Lead PresenterThanks for this question. The activities in the “Construction Game” are sequenced so that the focus of the students can evolve from learning the software to collaboration to dynamic math. Among other things, we are interested in the relationship between the development of competence in each of these domains. We also note that creating an environment in which the students feel relatively unpressured, in charge of their work, engaged with rich and novel tasks appears to contribute to their comfort exploring and quickly learning tools they can use to do the work. We definitely see challenges with the tools where their prior conceptions of geometry (visual verification through measurement) run up against the design and affordances of the dynamic math context.

## Stephen Weimar

Lead PresenterThe activity sequence can be found on GeoGebraTube:

http://tube.geogebra.org/student/b140867

## Joni Falk

Great video on what is really important about the common core practices. Love the line that successful students believe that their ideas and thinking really matters. Math forum has been working on getting that message across forever. What a contribution. Good to see you online and regards to Wes!

## Stephen Weimar

Lead PresenterThank you Joni. I will pass along your best wishes to Wes, who, by the way, is involved, as I am, in the EnCoMPASS project, which has a video here as well.

## Stephanie Teasley
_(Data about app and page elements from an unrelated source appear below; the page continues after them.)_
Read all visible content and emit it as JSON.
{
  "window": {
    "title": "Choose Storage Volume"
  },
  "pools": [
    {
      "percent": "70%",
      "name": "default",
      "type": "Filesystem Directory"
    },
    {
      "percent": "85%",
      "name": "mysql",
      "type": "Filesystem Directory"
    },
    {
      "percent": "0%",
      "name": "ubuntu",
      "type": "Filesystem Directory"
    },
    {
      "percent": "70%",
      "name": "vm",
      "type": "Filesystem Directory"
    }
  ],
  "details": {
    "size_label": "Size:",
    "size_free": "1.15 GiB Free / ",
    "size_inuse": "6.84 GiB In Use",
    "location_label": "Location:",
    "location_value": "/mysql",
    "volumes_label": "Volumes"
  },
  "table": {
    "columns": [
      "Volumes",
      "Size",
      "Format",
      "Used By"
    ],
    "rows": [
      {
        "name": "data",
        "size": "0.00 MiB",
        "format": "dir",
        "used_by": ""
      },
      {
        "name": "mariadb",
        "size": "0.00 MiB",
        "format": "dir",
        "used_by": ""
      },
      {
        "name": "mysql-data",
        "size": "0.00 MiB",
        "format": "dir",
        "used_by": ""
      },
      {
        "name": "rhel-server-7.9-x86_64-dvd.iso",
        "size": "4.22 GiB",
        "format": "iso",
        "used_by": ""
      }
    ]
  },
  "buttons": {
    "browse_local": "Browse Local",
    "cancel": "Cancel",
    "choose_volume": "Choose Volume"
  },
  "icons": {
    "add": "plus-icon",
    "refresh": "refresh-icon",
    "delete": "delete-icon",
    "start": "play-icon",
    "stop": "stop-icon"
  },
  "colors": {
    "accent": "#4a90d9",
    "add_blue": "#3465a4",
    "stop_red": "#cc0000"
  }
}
This a really great project that has been doing important work for quite a while. I was excited about how the video started, but then a bit disappointed to see so much time used for lots of screen shots and images of published work. I think you do a good job convincing teachers that the work has been validated by the academic community, but I am not sure that’s the best selling point for them… Very nice that you made the link to common core, I am sure that was important.

## Stephen Weimar

Lead PresenterThank you for taking a look and sending the feedback. It’s true that we didn’t think of teachers as the likely or prime audience for these videos. More for potential colleagues and funders. But, having said that, it’s also true that this was all we could do in the time we gave ourselves, so we look forward to trying our hand again in other ways. Please don’t hesitate to share if you have thoughts about what you’d like to see.

Further posting is closed as the showcase has ended.